## [What the task asks]
Go through the records and write each one out again exactly.

[Dataset rows describing interfaces]
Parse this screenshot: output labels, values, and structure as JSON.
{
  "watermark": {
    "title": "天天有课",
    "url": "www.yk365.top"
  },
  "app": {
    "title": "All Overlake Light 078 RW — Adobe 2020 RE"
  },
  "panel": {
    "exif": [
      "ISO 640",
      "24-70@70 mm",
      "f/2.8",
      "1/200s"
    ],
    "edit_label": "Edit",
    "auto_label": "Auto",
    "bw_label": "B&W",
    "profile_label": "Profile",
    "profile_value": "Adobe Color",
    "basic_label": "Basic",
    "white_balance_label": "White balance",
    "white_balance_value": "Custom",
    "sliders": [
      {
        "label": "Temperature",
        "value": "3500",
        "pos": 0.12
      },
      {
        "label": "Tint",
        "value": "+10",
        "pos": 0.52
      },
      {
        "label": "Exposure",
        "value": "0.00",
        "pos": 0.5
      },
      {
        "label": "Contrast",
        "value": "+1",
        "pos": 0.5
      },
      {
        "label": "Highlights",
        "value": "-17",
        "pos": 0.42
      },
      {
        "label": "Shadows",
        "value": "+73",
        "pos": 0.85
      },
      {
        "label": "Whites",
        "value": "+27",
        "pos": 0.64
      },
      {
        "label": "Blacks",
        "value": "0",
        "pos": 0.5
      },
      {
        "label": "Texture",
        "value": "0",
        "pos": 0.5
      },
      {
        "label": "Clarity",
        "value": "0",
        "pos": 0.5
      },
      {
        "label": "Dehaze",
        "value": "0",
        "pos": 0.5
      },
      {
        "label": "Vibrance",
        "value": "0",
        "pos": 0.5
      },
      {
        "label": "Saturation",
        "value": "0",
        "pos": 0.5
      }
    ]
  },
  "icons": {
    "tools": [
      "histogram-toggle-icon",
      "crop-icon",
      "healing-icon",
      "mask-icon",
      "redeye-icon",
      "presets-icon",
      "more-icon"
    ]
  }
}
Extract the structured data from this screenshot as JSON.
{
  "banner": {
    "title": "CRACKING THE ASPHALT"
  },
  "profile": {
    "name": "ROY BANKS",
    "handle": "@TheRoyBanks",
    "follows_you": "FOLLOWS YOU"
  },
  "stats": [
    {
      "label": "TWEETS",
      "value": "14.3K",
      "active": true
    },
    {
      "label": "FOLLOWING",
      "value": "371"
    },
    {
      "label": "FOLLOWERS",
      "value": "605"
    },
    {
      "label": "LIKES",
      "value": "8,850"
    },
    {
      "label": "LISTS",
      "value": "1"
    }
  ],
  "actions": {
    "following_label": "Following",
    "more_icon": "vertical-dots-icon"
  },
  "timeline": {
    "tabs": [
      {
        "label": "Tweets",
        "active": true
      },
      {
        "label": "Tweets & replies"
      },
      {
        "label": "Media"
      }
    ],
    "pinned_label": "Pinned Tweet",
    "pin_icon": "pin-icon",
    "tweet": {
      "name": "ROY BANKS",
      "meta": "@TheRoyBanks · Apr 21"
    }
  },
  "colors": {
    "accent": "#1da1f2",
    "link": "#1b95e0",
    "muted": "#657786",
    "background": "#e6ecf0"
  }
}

## [Answer section]
Parse this screenshot: output labels, values, and structure as JSON.
{
  "watermark": {
    "title": "天天有课",
    "url": "www.yk365.top"
  },
  "app": {
    "title": "All Overlake Light 078 RW — Adobe 2020 RE"
  },
  "panel": {
    "exif": [
      "ISO 640",
      "24-70@70 mm",
      "f/2.8",
      "1/200s"
    ],
    "edit_label": "Edit",
    "auto_label": "Auto",
    "bw_label": "B&W",
    "profile_label": "Profile",
    "profile_value": "Adobe Color",
    "basic_label": "Basic",
    "white_balance_label": "White balance",
    "white_balance_value": "Custom",
    "sliders": [
      {
        "label": "Temperature",
        "value": "3500",
        "pos": 0.12
      },
      {
        "label": "Tint",
        "value": "+10",
        "pos": 0.52
      },
      {
        "label": "Exposure",
        "value": "0.00",
        "pos": 0.5
      },
      {
        "label": "Contrast",
        "value": "+1",
        "pos": 0.5
      },
      {
        "label": "Highlights",
        "value": "-17",
        "pos": 0.42
      },
      {
        "label": "Shadows",
        "value": "+73",
        "pos": 0.85
      },
      {
        "label": "Whites",
        "value": "+27",
        "pos": 0.64
      },
      {
        "label": "Blacks",
        "value": "0",
        "pos": 0.5
      },
      {
        "label": "Texture",
        "value": "0",
        "pos": 0.5
      },
      {
        "label": "Clarity",
        "value": "0",
        "pos": 0.5
      },
      {
        "label": "Dehaze",
        "value": "0",
        "pos": 0.5
      },
      {
        "label": "Vibrance",
        "value": "0",
        "pos": 0.5
      },
      {
        "label": "Saturation",
        "value": "0",
        "pos": 0.5
      }
    ]
  },
  "icons": {
    "tools": [
      "histogram-toggle-icon",
      "crop-icon",
      "healing-icon",
      "mask-icon",
      "redeye-icon",
      "presets-icon",
      "more-icon"
    ]
  }
}
Extract the structured data from this screenshot as JSON.
{
  "banner": {
    "title": "CRACKING THE ASPHALT"
  },
  "profile": {
    "name": "ROY BANKS",
    "handle": "@TheRoyBanks",
    "follows_you": "FOLLOWS YOU"
  },
  "stats": [
    {
      "label": "TWEETS",
      "value": "14.3K",
      "active": true
    },
    {
      "label": "FOLLOWING",
      "value": "371"
    },
    {
      "label": "FOLLOWERS",
      "value": "605"
    },
    {
      "label": "LIKES",
      "value": "8,850"
    },
    {
      "label": "LISTS",
      "value": "1"
    }
  ],
  "actions": {
    "following_label": "Following",
    "more_icon": "vertical-dots-icon"
  },
  "timeline": {
    "tabs": [
      {
        "label": "Tweets",
        "active": true
      },
      {
        "label": "Tweets & replies"
      },
      {
        "label": "Media"
      }
    ],
    "pinned_label": "Pinned Tweet",
    "pin_icon": "pin-icon",
    "tweet": {
      "name": "ROY BANKS",
      "meta": "@TheRoyBanks · Apr 21"
    }
  },
  "colors": {
    "accent": "#1da1f2",
    "link": "#1b95e0",
    "muted": "#657786",
    "background": "#e6ecf0"
  }
}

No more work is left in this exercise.